If you spend most of your life cruising up the outside lane of the motorway, the BMW could save you nearly £700 per year over the Lexus IS 300h.
With an impressive motorway fuel economy figure of 54.3mpg in our realistic tests, the BMW 320d ED was 19.8mpg ahead of the Lexus, which returned just 34.5mpg – a figure that lags behind several petrol sports cars.
For drivers who cover 12,000 motorway miles a year, the BMW would cost around £1,375 to fuel, while the Lexus would set you back £2,045 (prices from petrolprices.com).
Lexus more economical for town driving
While the BMW may be more economical than the IS 300h on faster roads, the Lexus’s electric motor makes it extremely frugal around town. If most of your driving is at slower speeds on urban roads, the Lexus comes into its own. Its tested fuel economy figure of 97.4mpg is a whopping 38.5mpg ahead of the BMW.
Should you cover 12,000 miles in town traffic, the Lexus will only cost around £725 in petrol. Although the BMW is impressively economical for a diesel around town, you’d still be looking at a bill for around £1,270 to cover the same distance.
More economical for 50:50 town/motorway journeys
But what if you cover a mix of motorway and urban journeys? If your driving is split 50:50 between urban jaunts and motorway trips, it’s the BMW that works out slightly cheaper, costing around £1,320 for a total of 6,000 motorway miles and 6,000 urban miles.
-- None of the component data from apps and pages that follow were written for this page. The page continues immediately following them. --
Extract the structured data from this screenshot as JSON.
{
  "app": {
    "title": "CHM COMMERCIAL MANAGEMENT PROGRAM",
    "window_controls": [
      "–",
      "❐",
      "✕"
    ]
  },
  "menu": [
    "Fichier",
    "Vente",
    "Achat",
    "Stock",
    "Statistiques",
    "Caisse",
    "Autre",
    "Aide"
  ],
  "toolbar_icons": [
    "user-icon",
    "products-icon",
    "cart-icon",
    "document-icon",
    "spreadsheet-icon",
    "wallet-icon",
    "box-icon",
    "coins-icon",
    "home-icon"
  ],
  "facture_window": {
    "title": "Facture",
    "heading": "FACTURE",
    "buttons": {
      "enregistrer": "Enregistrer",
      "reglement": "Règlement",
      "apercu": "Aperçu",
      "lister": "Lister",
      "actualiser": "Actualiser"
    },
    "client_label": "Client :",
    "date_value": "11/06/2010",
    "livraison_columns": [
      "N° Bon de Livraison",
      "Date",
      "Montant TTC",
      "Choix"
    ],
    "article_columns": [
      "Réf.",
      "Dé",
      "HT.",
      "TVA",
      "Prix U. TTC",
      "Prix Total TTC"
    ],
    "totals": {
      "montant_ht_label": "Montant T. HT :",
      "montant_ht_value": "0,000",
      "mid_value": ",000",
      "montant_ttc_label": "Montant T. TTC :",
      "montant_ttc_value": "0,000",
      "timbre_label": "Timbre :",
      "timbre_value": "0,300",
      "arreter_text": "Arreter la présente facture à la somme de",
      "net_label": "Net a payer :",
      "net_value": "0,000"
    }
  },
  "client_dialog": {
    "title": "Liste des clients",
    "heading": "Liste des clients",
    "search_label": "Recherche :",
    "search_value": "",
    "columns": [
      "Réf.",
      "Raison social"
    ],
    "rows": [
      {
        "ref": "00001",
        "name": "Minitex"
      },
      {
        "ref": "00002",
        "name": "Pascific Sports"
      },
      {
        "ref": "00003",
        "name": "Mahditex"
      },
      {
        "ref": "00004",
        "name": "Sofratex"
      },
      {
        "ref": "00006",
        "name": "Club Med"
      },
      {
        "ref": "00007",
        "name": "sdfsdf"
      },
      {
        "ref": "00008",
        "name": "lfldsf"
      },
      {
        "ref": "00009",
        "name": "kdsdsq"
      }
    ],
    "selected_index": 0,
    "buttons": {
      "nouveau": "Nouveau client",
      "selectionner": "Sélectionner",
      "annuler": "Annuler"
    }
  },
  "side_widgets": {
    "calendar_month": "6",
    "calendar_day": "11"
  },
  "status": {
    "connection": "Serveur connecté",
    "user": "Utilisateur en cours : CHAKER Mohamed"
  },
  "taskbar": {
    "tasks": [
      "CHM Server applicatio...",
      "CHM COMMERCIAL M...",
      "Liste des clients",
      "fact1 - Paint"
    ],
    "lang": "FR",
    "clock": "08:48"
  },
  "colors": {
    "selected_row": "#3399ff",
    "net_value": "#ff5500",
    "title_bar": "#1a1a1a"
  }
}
The Lexus would cost about £1,385 for the same mix of driving.